Kai Ryssdal: If the powers that be at Marketplace would only agree to rig up a studio in my garage, I'd be all set. I wouldn't ever have to set foot in the friendly confines of the Frank Stanton Studios ever again.
But my issues aside, technology has made telecommuting pretty easy. Tens of millions of people work from home at least once in a while. For years, we've been told that avoiding the drive into the office is a bonus for the environment. Turns out, like so many other things, it's just not that easy.
From the Marketplace Sustainability desk, Adriene Hill has the story.
Adriene Hill: This was supposed to be a story answering a pretty simple question: Does telecommuting make sense for the environment? The easy answer is not always. But the real answer is much, much more complicated.
Sharon Forrest: I'm Sharon Forrest and I work from home in Atlanta, Ga.
Forrest's an administrative assistant for a psychotherapist. She handles most of the paperwork, phone calls and scheduling from her home.
Forrest: I have an open hour...
She makes the 43-mile roundtrip drive to the office only once a week. And all those driving miles saved make Forrest's setup seem like an environmental slam dunk -- except it's been cold in Atlanta this winter and Forrest's furnace is old.
Forrest: Every time that I have a technician service it, he kind of stumbles out of the basement and says, "Lady, I never saw a furnace that old."
That old furnace from the 1920s is really inefficient, and she wouldn't use it if she was out of the house.
Patricia Mokhtarian: It's quite possible to generate more energy from the building standpoint by telecommuting, than you save.
Patricia Mokhtarian is a professor at the University of California Davis. Mokhtarian says the environmental calculation for each person that chooses to work from home will be different, depending on driving habits, infrastructure and geography. For example. telecommuters in temperate Los Angeles need less energy for heat in the winter than folks in Chicago.
Mokhtarian: And of course, you want to look at the next step back and ask, "Where does the energy come from?" In a region where the energy is largely coal, then you could be talking about more emissions in the long run than obviously in a place with cleaner energy.
Is your head spinning yet? There are other factors to consider before feeling all environmentally virtuous about staying home -- new computers, furniture, lighting, clothing, food.
Researchers at Cal Berkeley created a formula (PDF) to analyze the impact of working at home. Here's just a part of the calculation:

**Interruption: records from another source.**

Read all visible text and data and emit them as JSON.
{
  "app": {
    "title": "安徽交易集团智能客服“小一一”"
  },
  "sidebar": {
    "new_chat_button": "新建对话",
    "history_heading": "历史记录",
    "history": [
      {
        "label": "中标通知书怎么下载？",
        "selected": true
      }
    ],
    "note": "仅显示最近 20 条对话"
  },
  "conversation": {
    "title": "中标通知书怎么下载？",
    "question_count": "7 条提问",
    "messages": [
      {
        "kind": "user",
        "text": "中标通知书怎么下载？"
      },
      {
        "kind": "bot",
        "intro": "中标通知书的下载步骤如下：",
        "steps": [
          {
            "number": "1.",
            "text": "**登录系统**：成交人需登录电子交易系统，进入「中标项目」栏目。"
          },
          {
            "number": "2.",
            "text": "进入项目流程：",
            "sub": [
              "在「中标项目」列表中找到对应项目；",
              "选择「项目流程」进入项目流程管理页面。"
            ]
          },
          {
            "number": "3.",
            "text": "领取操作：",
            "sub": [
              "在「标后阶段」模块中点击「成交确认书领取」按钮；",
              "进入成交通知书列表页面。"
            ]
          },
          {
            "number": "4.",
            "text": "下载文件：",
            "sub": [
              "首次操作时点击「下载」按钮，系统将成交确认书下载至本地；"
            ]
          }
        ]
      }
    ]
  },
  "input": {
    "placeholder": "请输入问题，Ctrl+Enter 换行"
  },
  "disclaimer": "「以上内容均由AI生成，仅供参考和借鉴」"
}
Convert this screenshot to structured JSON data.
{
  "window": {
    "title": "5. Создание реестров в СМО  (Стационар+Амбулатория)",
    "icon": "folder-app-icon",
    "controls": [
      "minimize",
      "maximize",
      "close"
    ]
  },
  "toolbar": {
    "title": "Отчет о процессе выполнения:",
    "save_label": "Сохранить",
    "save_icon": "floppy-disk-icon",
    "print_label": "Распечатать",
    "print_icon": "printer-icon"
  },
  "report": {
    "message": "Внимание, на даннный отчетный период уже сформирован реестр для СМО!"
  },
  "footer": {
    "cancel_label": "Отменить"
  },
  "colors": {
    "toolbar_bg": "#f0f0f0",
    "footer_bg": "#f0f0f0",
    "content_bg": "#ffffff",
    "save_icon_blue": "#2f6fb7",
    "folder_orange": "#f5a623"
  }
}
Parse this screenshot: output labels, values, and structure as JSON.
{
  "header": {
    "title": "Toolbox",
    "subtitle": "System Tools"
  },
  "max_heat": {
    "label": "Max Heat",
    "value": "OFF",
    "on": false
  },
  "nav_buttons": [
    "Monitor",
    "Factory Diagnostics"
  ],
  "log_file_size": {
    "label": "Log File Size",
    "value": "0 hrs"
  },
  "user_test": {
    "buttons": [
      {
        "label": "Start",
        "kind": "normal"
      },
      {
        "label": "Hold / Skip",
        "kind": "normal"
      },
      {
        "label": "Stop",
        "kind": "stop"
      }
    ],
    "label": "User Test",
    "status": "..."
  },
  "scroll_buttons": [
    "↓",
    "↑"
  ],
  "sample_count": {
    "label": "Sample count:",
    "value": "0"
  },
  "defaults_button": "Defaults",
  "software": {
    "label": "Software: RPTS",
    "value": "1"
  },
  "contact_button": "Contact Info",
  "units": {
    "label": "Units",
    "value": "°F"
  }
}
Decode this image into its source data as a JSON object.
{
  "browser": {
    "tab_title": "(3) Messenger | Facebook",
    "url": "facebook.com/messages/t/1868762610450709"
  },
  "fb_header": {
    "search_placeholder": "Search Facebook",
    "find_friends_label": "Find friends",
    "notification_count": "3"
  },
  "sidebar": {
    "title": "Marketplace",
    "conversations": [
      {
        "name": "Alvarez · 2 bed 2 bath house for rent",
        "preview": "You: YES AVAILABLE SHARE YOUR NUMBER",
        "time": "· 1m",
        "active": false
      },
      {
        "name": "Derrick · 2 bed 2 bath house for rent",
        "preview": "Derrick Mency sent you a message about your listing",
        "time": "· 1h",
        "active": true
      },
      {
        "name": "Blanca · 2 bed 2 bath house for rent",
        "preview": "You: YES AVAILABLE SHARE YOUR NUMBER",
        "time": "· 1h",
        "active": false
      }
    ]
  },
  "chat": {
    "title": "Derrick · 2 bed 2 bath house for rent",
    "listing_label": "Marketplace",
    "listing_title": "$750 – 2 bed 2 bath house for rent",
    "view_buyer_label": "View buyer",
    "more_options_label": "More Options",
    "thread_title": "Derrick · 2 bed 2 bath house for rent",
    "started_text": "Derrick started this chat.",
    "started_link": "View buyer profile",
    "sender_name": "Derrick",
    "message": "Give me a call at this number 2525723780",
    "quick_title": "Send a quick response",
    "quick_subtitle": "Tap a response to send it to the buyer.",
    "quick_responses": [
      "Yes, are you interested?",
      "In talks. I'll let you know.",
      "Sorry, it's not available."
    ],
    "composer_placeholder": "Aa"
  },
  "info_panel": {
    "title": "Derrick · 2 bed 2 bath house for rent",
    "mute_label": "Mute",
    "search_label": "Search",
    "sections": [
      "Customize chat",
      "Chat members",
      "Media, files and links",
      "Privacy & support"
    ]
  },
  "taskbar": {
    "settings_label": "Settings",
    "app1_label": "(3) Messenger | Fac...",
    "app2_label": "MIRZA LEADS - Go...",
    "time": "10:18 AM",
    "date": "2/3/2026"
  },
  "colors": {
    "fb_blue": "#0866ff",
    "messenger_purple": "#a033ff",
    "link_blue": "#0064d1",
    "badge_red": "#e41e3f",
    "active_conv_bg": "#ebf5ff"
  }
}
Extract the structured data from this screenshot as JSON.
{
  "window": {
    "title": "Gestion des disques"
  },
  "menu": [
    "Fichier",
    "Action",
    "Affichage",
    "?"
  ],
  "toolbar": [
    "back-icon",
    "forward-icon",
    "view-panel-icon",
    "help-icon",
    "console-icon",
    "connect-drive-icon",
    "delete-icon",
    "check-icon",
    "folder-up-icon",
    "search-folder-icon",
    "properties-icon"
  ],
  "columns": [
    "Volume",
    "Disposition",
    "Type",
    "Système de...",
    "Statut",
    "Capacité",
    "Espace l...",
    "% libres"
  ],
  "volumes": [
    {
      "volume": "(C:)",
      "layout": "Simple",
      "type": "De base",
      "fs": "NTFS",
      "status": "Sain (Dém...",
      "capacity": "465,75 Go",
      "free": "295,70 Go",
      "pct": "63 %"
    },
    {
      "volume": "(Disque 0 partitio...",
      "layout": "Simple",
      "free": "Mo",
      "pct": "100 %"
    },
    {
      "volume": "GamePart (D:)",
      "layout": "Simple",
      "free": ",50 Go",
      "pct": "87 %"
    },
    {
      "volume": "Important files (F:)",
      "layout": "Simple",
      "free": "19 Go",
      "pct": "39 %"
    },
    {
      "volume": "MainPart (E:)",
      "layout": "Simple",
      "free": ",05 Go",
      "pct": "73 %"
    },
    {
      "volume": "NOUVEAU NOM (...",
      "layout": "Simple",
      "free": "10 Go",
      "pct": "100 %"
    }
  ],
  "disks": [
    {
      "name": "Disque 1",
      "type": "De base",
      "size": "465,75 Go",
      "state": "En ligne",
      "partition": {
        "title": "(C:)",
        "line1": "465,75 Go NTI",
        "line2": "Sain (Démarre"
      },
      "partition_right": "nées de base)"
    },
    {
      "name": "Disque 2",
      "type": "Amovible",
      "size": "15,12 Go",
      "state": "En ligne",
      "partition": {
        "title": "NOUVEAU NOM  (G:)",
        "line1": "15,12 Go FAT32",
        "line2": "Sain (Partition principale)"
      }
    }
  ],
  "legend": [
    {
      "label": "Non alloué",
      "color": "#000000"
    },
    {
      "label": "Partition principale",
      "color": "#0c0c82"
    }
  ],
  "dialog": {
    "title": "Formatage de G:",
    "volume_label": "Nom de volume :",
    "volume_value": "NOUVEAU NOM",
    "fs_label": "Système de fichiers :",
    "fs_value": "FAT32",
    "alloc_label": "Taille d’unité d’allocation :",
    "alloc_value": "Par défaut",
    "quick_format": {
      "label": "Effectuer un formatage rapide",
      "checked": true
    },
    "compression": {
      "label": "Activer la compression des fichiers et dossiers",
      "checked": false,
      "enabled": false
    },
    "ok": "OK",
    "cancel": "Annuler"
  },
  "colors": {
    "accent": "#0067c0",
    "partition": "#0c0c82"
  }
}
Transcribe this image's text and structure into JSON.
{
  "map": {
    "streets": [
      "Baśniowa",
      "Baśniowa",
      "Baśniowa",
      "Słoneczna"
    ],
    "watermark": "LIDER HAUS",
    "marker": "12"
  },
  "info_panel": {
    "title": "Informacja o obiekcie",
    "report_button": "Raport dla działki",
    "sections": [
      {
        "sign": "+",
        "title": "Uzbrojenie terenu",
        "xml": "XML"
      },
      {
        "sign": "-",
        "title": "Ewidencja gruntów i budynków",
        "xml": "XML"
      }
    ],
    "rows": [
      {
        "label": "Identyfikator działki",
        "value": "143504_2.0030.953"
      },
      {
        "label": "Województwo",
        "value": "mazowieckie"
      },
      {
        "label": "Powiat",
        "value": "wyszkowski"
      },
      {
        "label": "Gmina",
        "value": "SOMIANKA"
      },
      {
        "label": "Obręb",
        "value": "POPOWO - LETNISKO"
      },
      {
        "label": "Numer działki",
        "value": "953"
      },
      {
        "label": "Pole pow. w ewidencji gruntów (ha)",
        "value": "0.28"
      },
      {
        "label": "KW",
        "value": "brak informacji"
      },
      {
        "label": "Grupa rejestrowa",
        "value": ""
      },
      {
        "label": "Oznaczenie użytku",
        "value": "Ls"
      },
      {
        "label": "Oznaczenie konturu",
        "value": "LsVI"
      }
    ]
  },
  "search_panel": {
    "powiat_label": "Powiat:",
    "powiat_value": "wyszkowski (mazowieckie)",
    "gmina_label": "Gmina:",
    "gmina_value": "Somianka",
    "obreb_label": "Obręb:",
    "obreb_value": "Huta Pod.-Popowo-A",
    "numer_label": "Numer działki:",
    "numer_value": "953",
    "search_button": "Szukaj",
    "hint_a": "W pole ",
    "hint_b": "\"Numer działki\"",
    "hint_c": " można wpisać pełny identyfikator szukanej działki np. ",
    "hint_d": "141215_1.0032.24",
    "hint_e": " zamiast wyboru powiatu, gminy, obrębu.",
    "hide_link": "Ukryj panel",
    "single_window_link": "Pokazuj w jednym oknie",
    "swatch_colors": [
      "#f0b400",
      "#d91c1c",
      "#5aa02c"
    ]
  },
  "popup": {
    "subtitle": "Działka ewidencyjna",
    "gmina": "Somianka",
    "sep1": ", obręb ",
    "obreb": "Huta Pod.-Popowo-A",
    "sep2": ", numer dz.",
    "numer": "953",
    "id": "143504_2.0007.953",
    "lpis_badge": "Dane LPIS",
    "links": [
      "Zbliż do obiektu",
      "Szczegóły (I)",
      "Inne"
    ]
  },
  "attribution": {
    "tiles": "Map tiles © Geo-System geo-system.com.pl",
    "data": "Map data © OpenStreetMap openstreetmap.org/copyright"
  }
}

Man: Type of house, floor area used for work, space constructed specifically for telework purposes or not, house used per seven-day week.
And on and on. Even situations that seem bad for the environment, clearly bad, are hard to sort out.
Amanda Hickman: I am either on the phone or in front of the computer or both, all day long.
Amanda Hickman works out of her home in Brooklyn. She used to bike to work, so telecommuting doesn't save any gasoline. And now, instead of going into an office, she heats her drafty brownstone.
Hickman: I think it would be a lot more efficient to be off in a space where someone's already heating it and someone's already cooling it, instead of me being camped out in my apartment heating the whole apartment for only one person.
But -- and here's the but -- there's no office for Hickman not to go to. So there's no duplicate desk being wasted, or heat being wasted, there aren't extra computers or phones. And so again, it's complicated. Lame, I know.
But there are simpler answers for the ecologically minded that start with simpler questions: How do you use energy? Can you cut that down? According to the federal government, three-quarters of us, when we do go into work, drive in our cars all alone. And so, for three-quarters of us, the solution could be as simple as sharing a ride.
I'm Adriene Hill for Marketplace.